HCFA and its contractors will likely fail to meet deadlines for essential Medicare computer system updates for the year 2000, according to a new congressional report. Those failures may lead to interrupted benefits processing and services, the report said.
The report is the latest in a series criticizing HHS' readiness for the year 2000. Two other reports from the House Government Reform and Oversight Committee gave the department a grade of "F" (June 8, p. 9; Sept. 14, p. 16).
The General Accounting Office report said HCFA and its contractors are "severely behind schedule" in making year-2000 adjustments to computer systems. The agency lacks the management practices necessary to direct its adjustments, the report said (See related story, p. 88).
HCFA data show that as of June 30, fewer than one-third of its "mission-critical" systems had been renovated to represent the year 2000 in date-related functions, according to the report.
The GAO, the investigative arm of Congress, reported that HCFA has neither developed a schedule for its information systems overhaul nor determined a way to identify and rank those tasks to ensure completion.

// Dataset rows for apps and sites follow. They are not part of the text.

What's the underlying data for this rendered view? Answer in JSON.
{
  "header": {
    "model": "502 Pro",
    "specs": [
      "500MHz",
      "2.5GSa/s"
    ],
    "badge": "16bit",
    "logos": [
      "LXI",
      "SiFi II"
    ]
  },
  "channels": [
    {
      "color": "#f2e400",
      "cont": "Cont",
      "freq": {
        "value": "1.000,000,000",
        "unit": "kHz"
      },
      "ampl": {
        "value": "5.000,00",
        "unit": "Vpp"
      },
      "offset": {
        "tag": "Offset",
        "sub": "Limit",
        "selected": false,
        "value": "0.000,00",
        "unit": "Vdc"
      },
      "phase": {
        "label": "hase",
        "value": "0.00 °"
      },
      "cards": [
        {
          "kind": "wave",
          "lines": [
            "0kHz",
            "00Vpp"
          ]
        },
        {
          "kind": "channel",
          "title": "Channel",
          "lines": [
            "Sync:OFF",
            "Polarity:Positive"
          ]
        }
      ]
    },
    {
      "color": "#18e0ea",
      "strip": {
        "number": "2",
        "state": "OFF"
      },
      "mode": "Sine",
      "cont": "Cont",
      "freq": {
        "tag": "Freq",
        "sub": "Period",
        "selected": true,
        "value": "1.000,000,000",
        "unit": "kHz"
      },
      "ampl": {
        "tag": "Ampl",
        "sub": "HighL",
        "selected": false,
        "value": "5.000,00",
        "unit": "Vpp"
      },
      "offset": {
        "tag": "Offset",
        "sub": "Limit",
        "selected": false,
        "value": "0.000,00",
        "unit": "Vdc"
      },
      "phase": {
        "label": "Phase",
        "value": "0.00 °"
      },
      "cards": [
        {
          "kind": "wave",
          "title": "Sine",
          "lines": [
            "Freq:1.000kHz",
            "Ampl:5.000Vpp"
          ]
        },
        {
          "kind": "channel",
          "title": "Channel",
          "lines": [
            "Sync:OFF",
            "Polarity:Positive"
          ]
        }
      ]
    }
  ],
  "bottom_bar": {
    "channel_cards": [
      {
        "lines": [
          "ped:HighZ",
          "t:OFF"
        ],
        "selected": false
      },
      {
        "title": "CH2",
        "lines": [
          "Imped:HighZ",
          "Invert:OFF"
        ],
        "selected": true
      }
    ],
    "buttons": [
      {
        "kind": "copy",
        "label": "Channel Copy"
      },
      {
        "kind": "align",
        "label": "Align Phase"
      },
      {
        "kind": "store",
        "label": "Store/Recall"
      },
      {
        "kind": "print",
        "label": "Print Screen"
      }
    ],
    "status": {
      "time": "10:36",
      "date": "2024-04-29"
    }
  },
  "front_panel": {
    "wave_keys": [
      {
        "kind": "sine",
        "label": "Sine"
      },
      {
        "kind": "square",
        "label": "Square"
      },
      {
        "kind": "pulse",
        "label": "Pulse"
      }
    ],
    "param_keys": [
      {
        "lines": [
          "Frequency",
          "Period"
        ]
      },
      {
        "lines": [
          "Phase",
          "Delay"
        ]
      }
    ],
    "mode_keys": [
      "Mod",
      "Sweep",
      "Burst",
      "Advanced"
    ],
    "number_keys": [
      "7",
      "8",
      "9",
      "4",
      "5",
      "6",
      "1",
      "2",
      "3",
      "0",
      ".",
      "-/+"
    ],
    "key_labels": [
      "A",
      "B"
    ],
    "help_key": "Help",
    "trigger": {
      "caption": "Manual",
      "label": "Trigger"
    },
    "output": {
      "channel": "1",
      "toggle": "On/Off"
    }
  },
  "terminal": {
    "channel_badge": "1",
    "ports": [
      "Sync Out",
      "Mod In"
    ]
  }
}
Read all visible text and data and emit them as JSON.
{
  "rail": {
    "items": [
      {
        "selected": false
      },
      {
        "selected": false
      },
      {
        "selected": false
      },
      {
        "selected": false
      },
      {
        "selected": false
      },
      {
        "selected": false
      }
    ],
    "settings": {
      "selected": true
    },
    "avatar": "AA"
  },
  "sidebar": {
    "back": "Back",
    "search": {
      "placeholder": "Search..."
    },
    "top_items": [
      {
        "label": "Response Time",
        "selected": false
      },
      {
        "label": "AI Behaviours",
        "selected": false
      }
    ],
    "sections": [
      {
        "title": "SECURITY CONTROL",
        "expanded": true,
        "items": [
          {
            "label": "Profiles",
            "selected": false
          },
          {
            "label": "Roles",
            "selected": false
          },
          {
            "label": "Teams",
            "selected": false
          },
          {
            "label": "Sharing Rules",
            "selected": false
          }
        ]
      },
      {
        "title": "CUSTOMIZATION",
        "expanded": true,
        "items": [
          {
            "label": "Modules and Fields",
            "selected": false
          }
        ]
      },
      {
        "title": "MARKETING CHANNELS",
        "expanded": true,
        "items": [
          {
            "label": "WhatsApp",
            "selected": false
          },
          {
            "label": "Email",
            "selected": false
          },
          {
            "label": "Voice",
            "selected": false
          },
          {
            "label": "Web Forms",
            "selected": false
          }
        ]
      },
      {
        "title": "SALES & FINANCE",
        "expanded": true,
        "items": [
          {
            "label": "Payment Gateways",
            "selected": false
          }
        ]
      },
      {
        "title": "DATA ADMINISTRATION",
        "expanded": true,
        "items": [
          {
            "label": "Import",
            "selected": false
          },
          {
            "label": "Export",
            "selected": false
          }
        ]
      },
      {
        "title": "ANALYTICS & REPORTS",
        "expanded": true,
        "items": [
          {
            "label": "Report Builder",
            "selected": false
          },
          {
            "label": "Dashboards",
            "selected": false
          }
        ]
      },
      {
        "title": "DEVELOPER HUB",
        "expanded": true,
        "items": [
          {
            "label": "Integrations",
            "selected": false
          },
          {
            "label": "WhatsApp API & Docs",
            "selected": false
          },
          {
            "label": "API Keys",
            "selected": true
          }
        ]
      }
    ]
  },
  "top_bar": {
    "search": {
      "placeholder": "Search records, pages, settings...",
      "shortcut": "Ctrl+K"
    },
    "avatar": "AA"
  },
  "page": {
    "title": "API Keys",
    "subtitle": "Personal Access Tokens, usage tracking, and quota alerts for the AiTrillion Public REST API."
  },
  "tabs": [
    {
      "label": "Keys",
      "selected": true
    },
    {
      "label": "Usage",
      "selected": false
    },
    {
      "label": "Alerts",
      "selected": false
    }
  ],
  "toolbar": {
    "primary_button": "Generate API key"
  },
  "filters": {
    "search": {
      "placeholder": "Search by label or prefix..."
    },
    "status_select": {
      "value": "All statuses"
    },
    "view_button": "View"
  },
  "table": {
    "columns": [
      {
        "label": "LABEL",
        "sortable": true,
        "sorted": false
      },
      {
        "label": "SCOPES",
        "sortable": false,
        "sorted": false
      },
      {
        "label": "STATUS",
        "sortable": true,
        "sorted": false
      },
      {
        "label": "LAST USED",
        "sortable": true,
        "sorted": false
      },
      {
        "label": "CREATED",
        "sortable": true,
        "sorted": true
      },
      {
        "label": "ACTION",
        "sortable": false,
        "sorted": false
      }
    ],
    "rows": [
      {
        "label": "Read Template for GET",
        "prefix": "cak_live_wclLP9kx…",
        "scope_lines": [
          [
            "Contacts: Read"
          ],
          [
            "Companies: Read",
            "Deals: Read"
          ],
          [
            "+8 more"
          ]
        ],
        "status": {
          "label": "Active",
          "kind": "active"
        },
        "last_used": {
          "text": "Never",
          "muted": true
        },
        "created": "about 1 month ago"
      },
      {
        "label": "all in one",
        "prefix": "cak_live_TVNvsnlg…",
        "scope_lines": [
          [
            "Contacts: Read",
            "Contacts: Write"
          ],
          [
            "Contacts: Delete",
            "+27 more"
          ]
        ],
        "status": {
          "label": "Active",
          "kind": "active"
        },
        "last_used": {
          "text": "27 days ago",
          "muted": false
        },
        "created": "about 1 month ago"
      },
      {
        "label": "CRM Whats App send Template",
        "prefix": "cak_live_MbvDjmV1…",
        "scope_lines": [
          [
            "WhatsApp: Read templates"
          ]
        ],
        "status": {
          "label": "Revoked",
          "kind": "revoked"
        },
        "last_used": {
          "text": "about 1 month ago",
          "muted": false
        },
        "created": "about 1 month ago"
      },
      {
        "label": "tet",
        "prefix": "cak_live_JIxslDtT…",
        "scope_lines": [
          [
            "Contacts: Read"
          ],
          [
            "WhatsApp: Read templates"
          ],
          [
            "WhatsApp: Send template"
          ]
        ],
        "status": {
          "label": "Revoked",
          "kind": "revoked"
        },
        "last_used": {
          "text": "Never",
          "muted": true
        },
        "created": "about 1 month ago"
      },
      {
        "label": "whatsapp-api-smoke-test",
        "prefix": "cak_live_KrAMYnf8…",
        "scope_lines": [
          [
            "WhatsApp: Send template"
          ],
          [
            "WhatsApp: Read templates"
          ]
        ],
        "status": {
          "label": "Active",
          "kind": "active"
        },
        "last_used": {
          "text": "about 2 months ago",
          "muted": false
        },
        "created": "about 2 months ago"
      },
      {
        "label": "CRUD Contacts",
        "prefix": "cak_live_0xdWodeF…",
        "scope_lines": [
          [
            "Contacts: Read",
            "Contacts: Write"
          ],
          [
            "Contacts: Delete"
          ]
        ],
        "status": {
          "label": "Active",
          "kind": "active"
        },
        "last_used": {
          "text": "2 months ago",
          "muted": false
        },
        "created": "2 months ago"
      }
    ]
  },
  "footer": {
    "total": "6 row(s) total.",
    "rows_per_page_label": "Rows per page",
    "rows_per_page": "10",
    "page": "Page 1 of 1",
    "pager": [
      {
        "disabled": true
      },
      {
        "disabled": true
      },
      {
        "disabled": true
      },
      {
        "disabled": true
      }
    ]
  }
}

HCFA has also been slow in developing contingency plans for year-2000-related computer failures, the report said.
The White House Office of Management and Budget set a Sept. 30 deadline for agencies to adjust their systems. Those changes must be tested by Jan. 31, 1999, and implemented by March 31, 1999.
In a statement, Sen. Charles Grassley (R-Iowa), chairman of the Senate Special Committee on Aging, called the GAO's findings "alarming." His committee is one of the panels that requested the report.
"It gives us the strongest indication yet that Medicare computers won't be ready for the year 2000," Grassley said. "It also indicates to me that HCFA is far behind in developing contingency plans for a computer failure that is likely to happen. This is unacceptable."
HCFA Administrator Nancy-Ann Min DeParle said the agency has begun to execute several GAO recommendations, and 85% of the tasks that needed to be done by Sept. 30 have been completed.